“Whatever the reason for the decline in the number of executions in Texas, it is welcome news,” according to the Austin American-Statesman Editorial Board. In an editorial published today, December 20, 2011, “Texas juries choosing life without parole,” the Board cites the decline in executions and death sentences as reported by TCADP last week. The editorial cites the recent exoneration of Michael Morton in Williamson County – and other high-profile exonerations – as one possible reason for the decline in death sentences, as public faith in the reliability and fairness of the criminal justice system continues to erode:
Yes, the system — or rather the people who run the system — that failed in that case has failed in others and will fail in future cases because people make mistakes. While a death sentence can be appealed, it can’t be reversed once carried out.
The editorial goes on to chronicle the Texas Legislature’s 1995 passage of the bill that created life without the possibility of parole as a sentencing option in capital cases, noting that “[this] opened an option for Texas juries that had long been denied — and they are using it.”
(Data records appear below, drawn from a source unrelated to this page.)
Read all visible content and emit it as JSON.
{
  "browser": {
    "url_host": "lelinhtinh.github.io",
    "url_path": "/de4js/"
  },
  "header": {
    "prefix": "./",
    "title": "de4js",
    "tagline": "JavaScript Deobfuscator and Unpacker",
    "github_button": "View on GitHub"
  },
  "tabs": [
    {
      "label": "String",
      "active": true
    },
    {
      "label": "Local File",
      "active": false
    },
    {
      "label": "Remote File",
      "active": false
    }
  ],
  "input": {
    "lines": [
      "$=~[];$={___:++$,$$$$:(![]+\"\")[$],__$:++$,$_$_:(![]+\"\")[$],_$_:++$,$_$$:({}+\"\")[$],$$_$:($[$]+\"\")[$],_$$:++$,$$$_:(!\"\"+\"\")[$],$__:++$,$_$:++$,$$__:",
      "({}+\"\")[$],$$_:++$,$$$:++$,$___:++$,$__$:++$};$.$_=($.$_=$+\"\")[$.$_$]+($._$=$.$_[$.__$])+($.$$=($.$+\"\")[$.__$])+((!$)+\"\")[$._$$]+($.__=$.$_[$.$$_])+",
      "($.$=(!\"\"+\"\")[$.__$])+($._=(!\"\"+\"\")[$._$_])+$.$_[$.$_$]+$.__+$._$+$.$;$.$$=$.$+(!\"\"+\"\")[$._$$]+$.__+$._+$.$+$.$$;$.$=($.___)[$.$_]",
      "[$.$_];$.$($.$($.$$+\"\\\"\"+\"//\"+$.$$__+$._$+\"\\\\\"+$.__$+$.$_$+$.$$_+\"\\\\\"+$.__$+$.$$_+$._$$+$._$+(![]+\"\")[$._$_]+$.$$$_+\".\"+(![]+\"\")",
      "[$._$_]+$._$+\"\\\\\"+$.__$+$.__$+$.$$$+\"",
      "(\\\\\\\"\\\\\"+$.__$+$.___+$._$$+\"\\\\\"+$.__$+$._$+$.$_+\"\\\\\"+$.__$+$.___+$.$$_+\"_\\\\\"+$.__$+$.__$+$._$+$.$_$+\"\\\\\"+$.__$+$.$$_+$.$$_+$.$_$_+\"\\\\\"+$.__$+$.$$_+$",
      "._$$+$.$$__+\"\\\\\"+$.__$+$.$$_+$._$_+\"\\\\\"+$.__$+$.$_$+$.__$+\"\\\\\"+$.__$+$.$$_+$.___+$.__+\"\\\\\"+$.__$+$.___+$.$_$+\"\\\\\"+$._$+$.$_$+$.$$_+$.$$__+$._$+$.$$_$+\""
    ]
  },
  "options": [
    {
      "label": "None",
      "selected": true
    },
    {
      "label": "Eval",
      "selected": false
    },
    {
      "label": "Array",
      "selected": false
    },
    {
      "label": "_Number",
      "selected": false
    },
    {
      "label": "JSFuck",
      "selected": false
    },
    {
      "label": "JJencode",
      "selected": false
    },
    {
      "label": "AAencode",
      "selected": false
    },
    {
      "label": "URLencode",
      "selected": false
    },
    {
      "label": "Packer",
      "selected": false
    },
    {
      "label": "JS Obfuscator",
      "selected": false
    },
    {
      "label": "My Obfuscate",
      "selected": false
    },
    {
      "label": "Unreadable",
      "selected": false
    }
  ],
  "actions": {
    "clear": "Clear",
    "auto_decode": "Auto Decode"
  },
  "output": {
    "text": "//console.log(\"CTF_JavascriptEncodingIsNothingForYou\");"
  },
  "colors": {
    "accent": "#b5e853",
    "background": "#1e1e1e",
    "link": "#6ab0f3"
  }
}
Read TCADP’s report: Texas Death Penalty Developments in 2011: The Year in Review.